For years now, teachers have tried to tailor instruction for children who learn best by seeing, hearing or touching, writes Daniel Willingham in American Educator’s Ask the Cognitive Scientist. Teaching a child in his favored learning modality doesn’t improve learning, however.
What does matter is whether the child is taught in the content’s best modality.
. . . For example, if students are to appreciate the appearance of a Mayan pyramid, it would be much more effective to view a picture than to hear a verbal description.

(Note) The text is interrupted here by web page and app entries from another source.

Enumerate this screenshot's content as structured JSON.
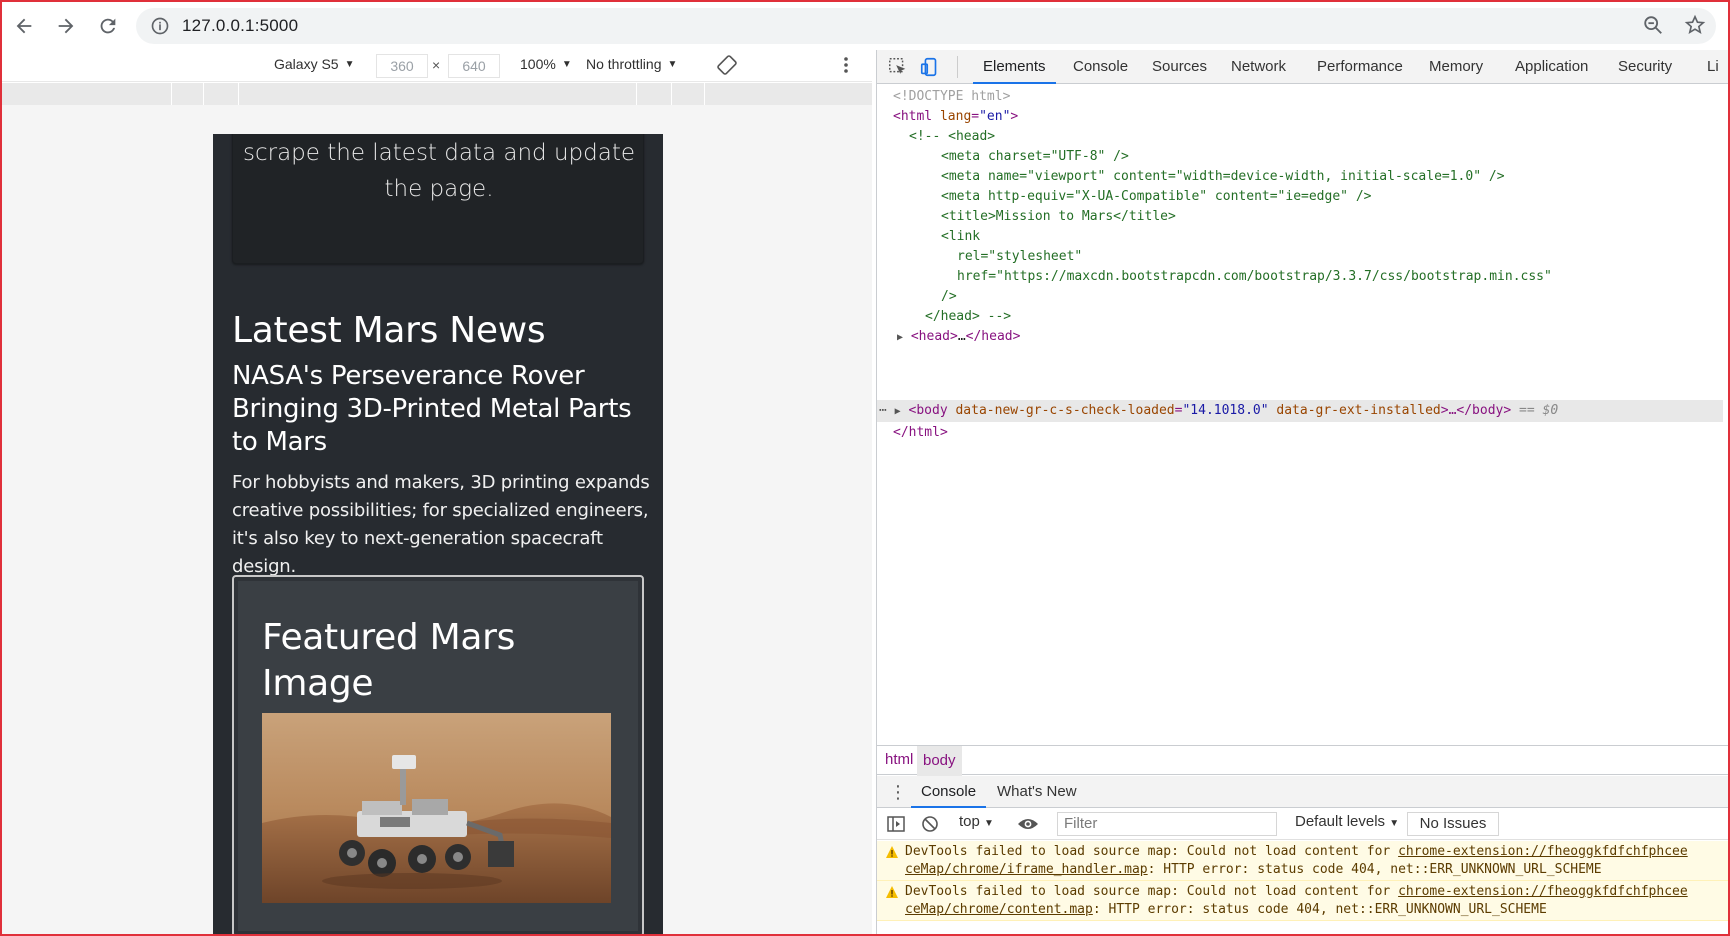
{
  "browser": {
    "url": "127.0.0.1:5000"
  },
  "device_toolbar": {
    "device": "Galaxy S5",
    "width": "360",
    "x_sep": "×",
    "height": "640",
    "zoom": "100%",
    "throttling": "No throttling"
  },
  "page": {
    "top_card_text": "scrape the latest data and update the page.",
    "news_heading": "Latest Mars News",
    "news_title": "NASA's Perseverance Rover Bringing 3D-Printed Metal Parts to Mars",
    "news_paragraph": "For hobbyists and makers, 3D printing expands creative possibilities; for specialized engineers, it's also key to next-generation spacecraft design.",
    "featured_heading": "Featured Mars Image"
  },
  "devtools": {
    "tabs": [
      "Elements",
      "Console",
      "Sources",
      "Network",
      "Performance",
      "Memory",
      "Application",
      "Security",
      "Li"
    ],
    "active_tab": "Elements",
    "dom_lines": {
      "doctype": "<!DOCTYPE html>",
      "html_open_tag": "<html",
      "html_lang_attr": " lang",
      "html_lang_val": "\"en\"",
      "html_close_bracket": ">",
      "comment_head": "<!-- <head>",
      "meta_charset": "<meta charset=\"UTF-8\" />",
      "meta_viewport": "<meta name=\"viewport\" content=\"width=device-width, initial-scale=1.0\" />",
      "meta_compat": "<meta http-equiv=\"X-UA-Compatible\" content=\"ie=edge\" />",
      "title": "<title>Mission to Mars</title>",
      "link_open": "<link",
      "link_rel": "rel=\"stylesheet\"",
      "link_href": "href=\"https://maxcdn.bootstrapcdn.com/bootstrap/3.3.7/css/bootstrap.min.css\"",
      "link_close": "/>",
      "comment_close": "</head> -->",
      "head_collapsed_open": "<head>",
      "head_collapsed_ellipsis": "…",
      "head_collapsed_close": "</head>",
      "body_open": "<body",
      "body_attr1": " data-new-gr-c-s-check-loaded",
      "body_eq": "=",
      "body_val1": "\"14.1018.0\"",
      "body_attr2": " data-gr-ext-installed",
      "body_rest": ">…</body>",
      "body_marker": " == $0",
      "html_close": "</html>"
    },
    "breadcrumbs": [
      "html",
      "body"
    ],
    "drawer": {
      "tabs": [
        "Console",
        "What's New"
      ],
      "active": "Console",
      "context": "top",
      "filter_placeholder": "Filter",
      "levels": "Default levels",
      "issues": "No Issues"
    },
    "messages": [
      {
        "line1_prefix": "DevTools failed to load source map: Could not load content for ",
        "line1_link": "chrome-extension://fheoggkfdfchfphcee",
        "line2_link": "ceMap/chrome/iframe_handler.map",
        "line2_suffix": ": HTTP error: status code 404, net::ERR_UNKNOWN_URL_SCHEME"
      },
      {
        "line1_prefix": "DevTools failed to load source map: Could not load content for ",
        "line1_link": "chrome-extension://fheoggkfdfchfphcee",
        "line2_link": "ceMap/chrome/content.map",
        "line2_suffix": ": HTTP error: status code 404, net::ERR_UNKNOWN_URL_SCHEME"
      }
    ]
  }
}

Many topics may call for information in more than one modality. In a unit on the Civil War, in addition to lectures and reading, it might be appropriate to include recordings of martial music used to inspire the troops, visual representations (maps) of battlefields, and perhaps a chance to handle the pack and equipment the troops carried so that students could appreciate their heft. Similarly, if students are to learn the form of an English sonnet, they should hear the stress forms of iambic pentameter, and then see a visual representation of it.
The meaning is what matters, writes Willingham.

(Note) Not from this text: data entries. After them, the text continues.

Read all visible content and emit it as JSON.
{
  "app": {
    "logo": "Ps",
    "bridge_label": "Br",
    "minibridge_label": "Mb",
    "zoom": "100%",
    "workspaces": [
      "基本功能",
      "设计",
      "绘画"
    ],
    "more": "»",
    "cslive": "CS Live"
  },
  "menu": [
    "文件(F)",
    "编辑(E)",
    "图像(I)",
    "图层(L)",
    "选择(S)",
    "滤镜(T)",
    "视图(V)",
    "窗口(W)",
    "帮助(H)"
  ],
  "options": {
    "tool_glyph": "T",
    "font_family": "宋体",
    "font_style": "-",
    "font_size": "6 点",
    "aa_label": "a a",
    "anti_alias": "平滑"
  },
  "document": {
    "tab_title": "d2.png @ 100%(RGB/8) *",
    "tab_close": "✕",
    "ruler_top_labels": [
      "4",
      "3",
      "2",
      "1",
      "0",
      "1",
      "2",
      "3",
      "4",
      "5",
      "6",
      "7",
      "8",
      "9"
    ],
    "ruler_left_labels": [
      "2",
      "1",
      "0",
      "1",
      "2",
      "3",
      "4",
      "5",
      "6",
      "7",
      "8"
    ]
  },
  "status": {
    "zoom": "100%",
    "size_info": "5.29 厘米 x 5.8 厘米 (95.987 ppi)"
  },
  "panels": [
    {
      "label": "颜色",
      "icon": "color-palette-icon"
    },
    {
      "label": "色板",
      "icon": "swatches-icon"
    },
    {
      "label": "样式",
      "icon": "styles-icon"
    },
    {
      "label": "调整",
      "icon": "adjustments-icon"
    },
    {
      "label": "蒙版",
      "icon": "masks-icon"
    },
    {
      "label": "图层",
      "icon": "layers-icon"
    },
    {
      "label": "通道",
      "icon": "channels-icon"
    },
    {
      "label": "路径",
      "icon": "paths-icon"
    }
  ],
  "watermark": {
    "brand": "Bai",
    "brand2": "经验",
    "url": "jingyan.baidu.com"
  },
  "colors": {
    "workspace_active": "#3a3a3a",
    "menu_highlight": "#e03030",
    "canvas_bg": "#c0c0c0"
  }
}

There is no benefit to students in teachers’ attempting to find auditory presentations of the Mayan pyramids for the students who have good auditory memory. Everyone should see the picture.
Yet modality theory — now in the version of “multiple intelligences” — is widely accepted even though “there is no research evidence to support it.”

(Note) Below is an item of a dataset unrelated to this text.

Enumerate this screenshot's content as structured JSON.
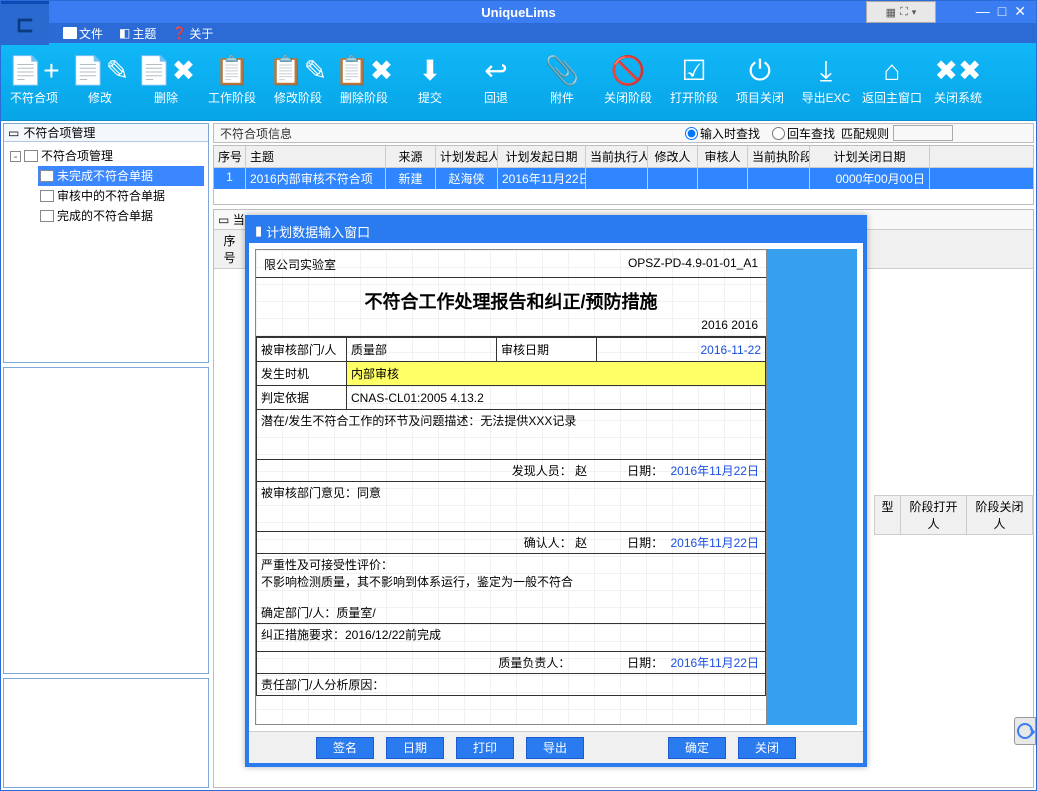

Willingham is recommended by University of Wisconsin Math Professor Dick Askey on School Information System.